Our goal is to understand how animals interact with urban features such as roads, pavements, parks, and garbage piles through their species-specific movement patterns. By utilizing new long-range wireless tags (LoRA), we aim to examine the cultural, evolutionary, and demographic processes that shape human-animal interfaces in tropical cities. The use of LoRA tags is particularly well-suited for tropical cities as they are small in size and utilize a hybrid communication system that combines GSM-internet and base-station technology, reducing costs and signal interference. Our objective is to shed light on how animal movements and behaviors influence the formation of animal social networks, based on the flow of information related to food, mates, and shelter.
To explore the intersection of natural and cultural behaviors at the human-animal interface, we will investigate the mutual responses between human and animal cultures within the context of a constantly evolving multi-species ecosystem shaped by anthropogenic resources, cultural practices, and beliefs. This research will shed light on the conflicting choices (benefits versus costs) faced by humans and animals as they navigate their proximity to each other, particularly in rapidly changing living spaces in the Global South. This cutting-edge examination has far-reaching implications for understanding and addressing the complex dynamics of coexistence between people, wildlife, and domestic/feral animals in urban environments.
To better understand the complex relationship between humans and animals in urban environments, PAWS Web aims to take advantage of the unique on-field experimental opportunities presented by cities like Delhi. These rapidly developing urban areas offer a chance to disentangle the separate effects of infrastructure, anthropogenic resources, and human presence on animal behavior, which are often confounded as a single entity known as “anthropogenic impacts.” With their heterogeneous development and ongoing changes, cities in the Global South provide an ideal setting to observe animal ecology and behavior as they respond to rapid environmental changes, ultimately leading to a greater understanding of human-animal coexistence in urban environments.

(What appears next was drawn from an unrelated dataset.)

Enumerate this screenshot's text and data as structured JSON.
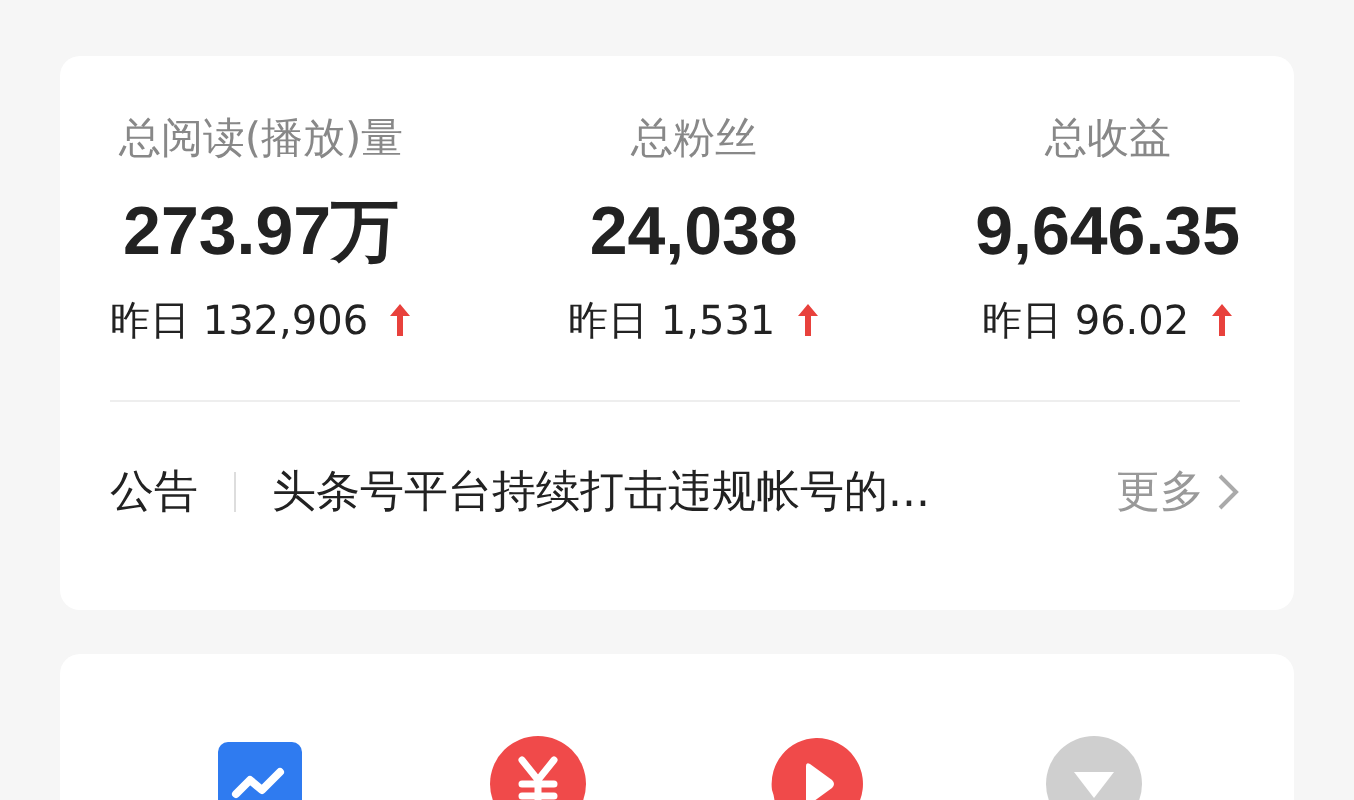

Our work on “Urban Natures” in India aims to bring together the diverse perspectives on nature, from traditional cultural and religious beliefs to modern scientific approaches. While these perspectives can sometimes diverge, they can also complement each other to create a more holistic understanding of the complex relationship between humans and animals in rapidly urbanizing ecosystems. By promoting collaboration and communication between the fields of basic and applied sciences and engaging with a wide range of stakeholders, we hope to bridge the gap between folk biology and modern scientific perspectives and promote sustainable and responsible management of the shared environments in tropical regions. Our goal is to recognize and respect the diversity of perspectives on “urbanizing natures” and find ways to integrate them in a way that benefits both humans and animals.